It’s only been 5 days since my last report, but it’s been a rough week and it looks like I won’t be able to get away over the weekend. While wildflower photography can be more physically demanding than most people would think, I find it a great way to get away from stress for a while, so I took a few hours for a visit – it was great. Among the new flowers beginning to bloom in the past 5 days are theprettiest of the Fleabanes we have in this area – Robin’s Plantain.
Robin’s Plantain – Erigeron pulchellus
Read on for the rest of the list, and a few more photos. Click on the photos for larger images, and then “back” to return to this page.

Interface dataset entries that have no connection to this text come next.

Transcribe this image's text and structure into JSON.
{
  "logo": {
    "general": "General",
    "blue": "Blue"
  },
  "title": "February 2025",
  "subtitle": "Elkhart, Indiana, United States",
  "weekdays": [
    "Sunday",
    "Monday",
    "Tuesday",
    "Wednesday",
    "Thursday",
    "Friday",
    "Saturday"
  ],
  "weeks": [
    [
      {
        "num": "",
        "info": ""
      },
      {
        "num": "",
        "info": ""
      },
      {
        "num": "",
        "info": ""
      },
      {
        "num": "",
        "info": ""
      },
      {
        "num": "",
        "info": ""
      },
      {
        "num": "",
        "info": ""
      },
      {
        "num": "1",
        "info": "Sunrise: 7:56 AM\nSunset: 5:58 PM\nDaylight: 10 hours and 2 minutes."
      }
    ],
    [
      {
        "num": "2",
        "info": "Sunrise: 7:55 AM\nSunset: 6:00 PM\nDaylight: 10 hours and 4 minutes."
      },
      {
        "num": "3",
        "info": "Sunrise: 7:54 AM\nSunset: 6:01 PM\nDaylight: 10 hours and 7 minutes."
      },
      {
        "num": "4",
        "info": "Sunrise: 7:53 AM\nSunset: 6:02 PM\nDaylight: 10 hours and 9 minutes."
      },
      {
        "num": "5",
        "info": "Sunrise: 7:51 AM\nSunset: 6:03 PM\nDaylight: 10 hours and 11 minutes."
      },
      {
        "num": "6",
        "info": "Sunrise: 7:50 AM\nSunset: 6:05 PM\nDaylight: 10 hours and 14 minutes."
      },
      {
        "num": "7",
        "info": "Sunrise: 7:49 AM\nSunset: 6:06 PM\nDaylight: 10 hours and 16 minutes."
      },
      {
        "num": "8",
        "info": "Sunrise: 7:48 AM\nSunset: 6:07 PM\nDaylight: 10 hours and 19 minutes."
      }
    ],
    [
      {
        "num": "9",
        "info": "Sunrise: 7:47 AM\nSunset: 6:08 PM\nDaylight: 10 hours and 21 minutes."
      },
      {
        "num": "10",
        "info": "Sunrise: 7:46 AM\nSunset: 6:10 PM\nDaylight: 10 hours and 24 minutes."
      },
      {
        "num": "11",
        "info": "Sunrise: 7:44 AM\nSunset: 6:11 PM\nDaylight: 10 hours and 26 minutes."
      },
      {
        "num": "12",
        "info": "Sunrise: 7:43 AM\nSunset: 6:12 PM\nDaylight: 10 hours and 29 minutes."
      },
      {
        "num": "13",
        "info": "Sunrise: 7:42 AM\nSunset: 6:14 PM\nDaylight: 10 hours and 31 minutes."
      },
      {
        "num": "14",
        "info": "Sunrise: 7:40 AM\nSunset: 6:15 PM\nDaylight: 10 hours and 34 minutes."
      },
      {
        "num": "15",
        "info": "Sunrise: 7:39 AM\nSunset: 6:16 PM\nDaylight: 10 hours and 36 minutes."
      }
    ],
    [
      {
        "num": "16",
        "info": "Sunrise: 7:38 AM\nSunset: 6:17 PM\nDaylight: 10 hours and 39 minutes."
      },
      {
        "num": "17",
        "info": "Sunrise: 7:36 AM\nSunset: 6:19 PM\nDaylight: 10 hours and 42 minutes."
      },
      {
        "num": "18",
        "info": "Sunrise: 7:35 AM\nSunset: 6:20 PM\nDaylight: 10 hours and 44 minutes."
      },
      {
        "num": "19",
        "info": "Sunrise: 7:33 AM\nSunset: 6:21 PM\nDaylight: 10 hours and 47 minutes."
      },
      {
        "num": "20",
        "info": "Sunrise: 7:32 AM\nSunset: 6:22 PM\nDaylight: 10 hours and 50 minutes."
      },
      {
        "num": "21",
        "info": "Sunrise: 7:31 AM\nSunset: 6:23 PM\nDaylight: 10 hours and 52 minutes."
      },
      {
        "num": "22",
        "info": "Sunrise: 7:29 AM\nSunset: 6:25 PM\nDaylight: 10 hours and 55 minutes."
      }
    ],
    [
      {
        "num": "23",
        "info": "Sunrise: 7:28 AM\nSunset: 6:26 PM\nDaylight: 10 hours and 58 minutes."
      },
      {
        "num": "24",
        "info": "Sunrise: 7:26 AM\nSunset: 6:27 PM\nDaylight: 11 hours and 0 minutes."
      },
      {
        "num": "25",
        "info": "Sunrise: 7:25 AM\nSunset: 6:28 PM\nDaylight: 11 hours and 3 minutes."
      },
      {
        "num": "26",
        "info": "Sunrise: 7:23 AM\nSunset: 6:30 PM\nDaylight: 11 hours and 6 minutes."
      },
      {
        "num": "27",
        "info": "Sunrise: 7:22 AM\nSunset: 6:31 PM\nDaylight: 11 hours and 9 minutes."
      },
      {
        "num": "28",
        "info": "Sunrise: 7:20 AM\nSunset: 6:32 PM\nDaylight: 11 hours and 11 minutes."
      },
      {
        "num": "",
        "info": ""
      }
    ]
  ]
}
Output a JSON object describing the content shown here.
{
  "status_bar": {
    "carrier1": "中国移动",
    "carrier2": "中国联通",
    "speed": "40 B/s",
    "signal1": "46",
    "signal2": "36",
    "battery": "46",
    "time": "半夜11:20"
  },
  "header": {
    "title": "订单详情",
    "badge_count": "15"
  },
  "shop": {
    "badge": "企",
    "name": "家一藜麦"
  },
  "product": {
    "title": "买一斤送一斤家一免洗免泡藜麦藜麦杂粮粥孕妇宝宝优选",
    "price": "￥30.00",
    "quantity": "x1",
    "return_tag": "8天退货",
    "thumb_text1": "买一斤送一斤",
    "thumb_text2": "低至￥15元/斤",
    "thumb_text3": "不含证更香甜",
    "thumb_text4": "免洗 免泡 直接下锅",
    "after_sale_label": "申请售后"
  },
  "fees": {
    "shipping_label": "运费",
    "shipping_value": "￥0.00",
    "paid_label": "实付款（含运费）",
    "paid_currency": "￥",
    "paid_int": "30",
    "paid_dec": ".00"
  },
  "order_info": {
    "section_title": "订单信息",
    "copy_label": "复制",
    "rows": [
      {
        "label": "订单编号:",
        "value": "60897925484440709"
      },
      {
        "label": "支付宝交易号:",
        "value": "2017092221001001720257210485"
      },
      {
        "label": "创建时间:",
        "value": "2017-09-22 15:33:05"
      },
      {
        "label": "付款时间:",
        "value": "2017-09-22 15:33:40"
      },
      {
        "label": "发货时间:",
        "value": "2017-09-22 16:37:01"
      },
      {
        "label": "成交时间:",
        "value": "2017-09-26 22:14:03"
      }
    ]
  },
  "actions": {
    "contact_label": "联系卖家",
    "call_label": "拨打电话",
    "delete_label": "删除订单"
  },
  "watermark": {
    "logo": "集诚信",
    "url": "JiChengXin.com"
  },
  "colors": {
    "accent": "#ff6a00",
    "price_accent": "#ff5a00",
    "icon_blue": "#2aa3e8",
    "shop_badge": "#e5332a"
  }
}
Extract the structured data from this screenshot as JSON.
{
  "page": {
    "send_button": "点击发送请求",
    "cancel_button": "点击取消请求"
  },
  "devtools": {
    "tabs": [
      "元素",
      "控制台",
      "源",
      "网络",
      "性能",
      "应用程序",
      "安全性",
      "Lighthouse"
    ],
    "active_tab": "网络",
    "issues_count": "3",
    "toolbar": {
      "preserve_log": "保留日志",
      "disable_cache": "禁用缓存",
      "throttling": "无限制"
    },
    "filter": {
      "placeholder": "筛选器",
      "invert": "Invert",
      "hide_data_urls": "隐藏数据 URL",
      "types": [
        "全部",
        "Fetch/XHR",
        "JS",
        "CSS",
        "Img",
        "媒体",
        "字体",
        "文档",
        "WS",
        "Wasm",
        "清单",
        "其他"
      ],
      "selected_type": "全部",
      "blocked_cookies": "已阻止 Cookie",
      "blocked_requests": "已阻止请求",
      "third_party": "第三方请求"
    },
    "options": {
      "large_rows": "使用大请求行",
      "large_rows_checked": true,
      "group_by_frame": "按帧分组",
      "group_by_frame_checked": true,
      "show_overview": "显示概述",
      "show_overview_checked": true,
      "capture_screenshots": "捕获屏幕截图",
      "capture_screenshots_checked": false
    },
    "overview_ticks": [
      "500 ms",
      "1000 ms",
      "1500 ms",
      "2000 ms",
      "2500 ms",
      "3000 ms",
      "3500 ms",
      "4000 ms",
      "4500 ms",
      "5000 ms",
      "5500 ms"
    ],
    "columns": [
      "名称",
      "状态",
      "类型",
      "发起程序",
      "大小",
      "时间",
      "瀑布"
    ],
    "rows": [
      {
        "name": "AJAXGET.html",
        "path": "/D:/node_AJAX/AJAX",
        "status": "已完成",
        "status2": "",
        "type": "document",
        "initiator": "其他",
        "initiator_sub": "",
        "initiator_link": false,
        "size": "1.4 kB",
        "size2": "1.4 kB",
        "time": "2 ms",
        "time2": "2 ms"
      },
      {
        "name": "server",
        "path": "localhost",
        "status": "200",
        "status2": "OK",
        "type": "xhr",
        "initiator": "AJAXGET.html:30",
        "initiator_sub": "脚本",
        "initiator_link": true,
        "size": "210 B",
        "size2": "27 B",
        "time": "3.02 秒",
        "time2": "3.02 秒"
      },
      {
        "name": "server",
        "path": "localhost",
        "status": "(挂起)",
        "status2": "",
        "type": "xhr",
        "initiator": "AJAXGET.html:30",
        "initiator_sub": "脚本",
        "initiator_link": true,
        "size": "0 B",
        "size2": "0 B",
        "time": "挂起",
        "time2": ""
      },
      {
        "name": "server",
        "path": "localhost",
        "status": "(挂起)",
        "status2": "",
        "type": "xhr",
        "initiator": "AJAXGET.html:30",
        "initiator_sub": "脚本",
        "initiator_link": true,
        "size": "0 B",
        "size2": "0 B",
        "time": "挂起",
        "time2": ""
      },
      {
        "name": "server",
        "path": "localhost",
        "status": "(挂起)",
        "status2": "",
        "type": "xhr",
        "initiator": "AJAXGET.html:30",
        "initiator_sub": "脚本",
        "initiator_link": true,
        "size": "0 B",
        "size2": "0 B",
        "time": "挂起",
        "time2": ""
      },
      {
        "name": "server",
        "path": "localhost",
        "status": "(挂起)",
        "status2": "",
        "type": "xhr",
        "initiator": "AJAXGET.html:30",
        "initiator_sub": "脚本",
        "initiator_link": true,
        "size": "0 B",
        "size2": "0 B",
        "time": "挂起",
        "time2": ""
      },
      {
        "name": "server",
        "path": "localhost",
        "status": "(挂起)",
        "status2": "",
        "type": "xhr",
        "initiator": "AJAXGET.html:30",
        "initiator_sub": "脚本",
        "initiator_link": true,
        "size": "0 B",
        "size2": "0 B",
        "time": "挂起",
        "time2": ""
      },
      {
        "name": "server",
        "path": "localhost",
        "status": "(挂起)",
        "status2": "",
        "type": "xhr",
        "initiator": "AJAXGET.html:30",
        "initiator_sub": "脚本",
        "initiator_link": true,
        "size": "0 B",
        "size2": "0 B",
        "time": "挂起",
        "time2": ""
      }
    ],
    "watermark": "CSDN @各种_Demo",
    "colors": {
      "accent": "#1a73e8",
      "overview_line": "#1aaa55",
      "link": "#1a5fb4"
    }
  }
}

I wasn’t planning on going down to The Pocket this weekend, but my wife had other plans for Sunday, so she suggested that I do something to take advantage of the beautiful day, so I headed down there shortly after getting home from church. In addition to walking the boardwalk and the trail up to the falls, I did a little back country walking above the bluff north of the horse trail. Wildflowers are abundant; here is my report, and a couple of photos taken off the beaten path in The Pocket at Pigeon Mountain.
The Phacelia are blooming. There is a Phacelia in the field to the right as you walk down to the boardwalk; they are blooming along the boardwalk and all the way up to the falls. The photo above was taken up on the top of the north bluff.
I was excited to see my first Columbine of the season in bloom. Several plants were forming their blossoms, like in the photo here, but one plant along the horse trail had several blossoms open. Read on for the full list of what I remember blooming today.
Eastern Red Columbine, Wild Columbine – Aquilegia canadensis
Work and grandkid schedule have left time only for a quick trip down to The Pocket on Wednesday evening. My primary purpose was to determine if the Bellwort down there is Large-flowered or Perfoliate (mission accomplished.) We also took a spin around the boardwalk and made a trip north of the parking area, but did not get up the horse trail toward the falls, so I’m unable to update the status of flowers found along that trail.
We made a quick trip down to The Pocket on Tuesday evening. We made a short 100-yard walk up the horse trail and took a spin around the boardwalk, so I’m unable to update the status of flowers found along the trail to the falls, but here’s what I’ve got.
For those who were hoping for, as Ed Sullivan would have put it, “A Really Big Shew,” the time has passed in 2009. However, that is relative to The Pocket, and the abundance of wildflowers still exceed what you’ll find in many areas. While the dominant flower along the Shirley Miller Wildflower Trail seems to be Sweet Cicely right now, a species that isn’t exactly ‘showy,’ several of the “signature species” could still be found on Saturday, 4/25.
Cindy and I headed down to The Pocket at Pigeon Mountain around 4:30 Friday afternoon. I knew the light would be failing on the Shirley Miller Wildflower Trail soon after we arrived, but I was committed for Saturday, and wanted to make sure I was able to make a weekly report on the wildflower status during the spring season. If you’re into watching the seed-formation process, this is a good time for you. There is still an abundance of wildflowers in The Pocket, making a trip absolutely worthwhile, but of the “signature flowers,” Virginia bluebell and wood poppy are past blooming or almost so, and the bent trillium is abundant but in decline. The dominant species in the boardwalk area is probably the wild hyacinth, with the wild geranium still providing a pink splash around much of the trail.
To avoid crowds like those that were on the Shirley Miller Trail at The Pocket on Pigeon Mountain last week, I headed down there early Saturday morning, arriving at the parking area shortly after 8 AM. The sky was overcast, but the wind was low – a good situation for wildflower photography. My first stop was the dogwood tree beside the parking area.
Due to rain and obligations, it had been 9 days since I’d been down to The Pocket at Pigeon Mountain. Today was the Chattanooga Valley Presbyterian Church’s Keen-agers’ annual (I think) wildflower hike at The Pocket, so at 10 AM I joined the other folks in my age group at the church, and soon we headed on down to Pigeon Mountain. I returned from the hike with 381 photographs; two of them with people in them. After an initial run through the photographs, I’ve deleted about 150 of them; both photos of people remain.